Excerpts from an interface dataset
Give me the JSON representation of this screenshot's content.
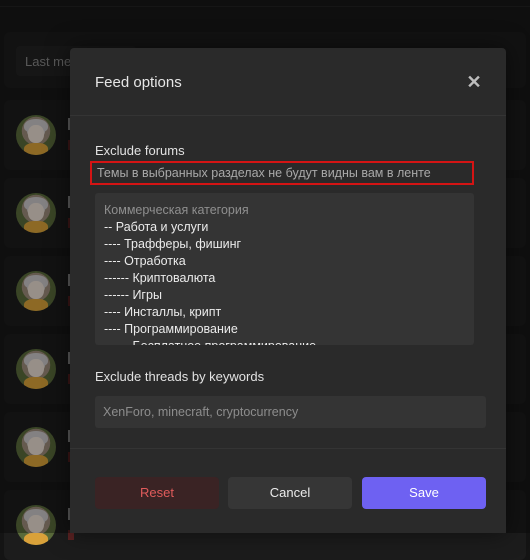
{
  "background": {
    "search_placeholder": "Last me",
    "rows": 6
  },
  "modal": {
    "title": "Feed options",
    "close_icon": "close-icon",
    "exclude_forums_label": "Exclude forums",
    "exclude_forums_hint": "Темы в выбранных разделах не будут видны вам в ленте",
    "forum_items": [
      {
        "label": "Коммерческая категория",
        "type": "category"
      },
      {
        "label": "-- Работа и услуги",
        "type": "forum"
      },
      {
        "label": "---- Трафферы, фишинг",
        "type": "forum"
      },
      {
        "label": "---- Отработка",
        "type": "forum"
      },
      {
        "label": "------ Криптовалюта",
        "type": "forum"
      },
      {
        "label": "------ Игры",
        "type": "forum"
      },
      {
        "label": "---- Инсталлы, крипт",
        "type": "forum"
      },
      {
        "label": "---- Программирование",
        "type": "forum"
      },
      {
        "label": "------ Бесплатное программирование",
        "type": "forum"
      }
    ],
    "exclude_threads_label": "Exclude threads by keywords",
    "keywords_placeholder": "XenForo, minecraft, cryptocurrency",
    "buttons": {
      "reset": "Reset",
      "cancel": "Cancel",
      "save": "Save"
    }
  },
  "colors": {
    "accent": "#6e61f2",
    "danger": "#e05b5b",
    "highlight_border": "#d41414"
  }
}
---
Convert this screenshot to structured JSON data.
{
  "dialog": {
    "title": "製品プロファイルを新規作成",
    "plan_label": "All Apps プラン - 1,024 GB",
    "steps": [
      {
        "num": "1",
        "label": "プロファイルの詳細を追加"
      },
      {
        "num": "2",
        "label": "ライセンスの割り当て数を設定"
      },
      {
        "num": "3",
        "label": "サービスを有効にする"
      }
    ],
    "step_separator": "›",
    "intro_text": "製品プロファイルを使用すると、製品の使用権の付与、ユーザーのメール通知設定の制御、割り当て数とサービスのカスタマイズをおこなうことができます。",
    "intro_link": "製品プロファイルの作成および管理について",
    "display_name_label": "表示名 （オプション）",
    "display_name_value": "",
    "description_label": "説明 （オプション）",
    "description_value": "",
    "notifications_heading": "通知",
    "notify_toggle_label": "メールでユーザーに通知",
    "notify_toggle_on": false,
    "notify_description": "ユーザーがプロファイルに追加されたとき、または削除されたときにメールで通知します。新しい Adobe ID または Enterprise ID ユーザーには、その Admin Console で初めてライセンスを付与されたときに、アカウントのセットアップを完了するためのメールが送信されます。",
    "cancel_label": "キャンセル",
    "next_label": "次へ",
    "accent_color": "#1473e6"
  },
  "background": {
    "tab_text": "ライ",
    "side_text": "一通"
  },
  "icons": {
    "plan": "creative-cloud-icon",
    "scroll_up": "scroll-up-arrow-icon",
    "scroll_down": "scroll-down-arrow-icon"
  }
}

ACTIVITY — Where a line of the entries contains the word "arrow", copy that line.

ANSWER TO THIS TASK —
    "scroll_up": "scroll-up-arrow-icon",
    "scroll_down": "scroll-down-arrow-icon"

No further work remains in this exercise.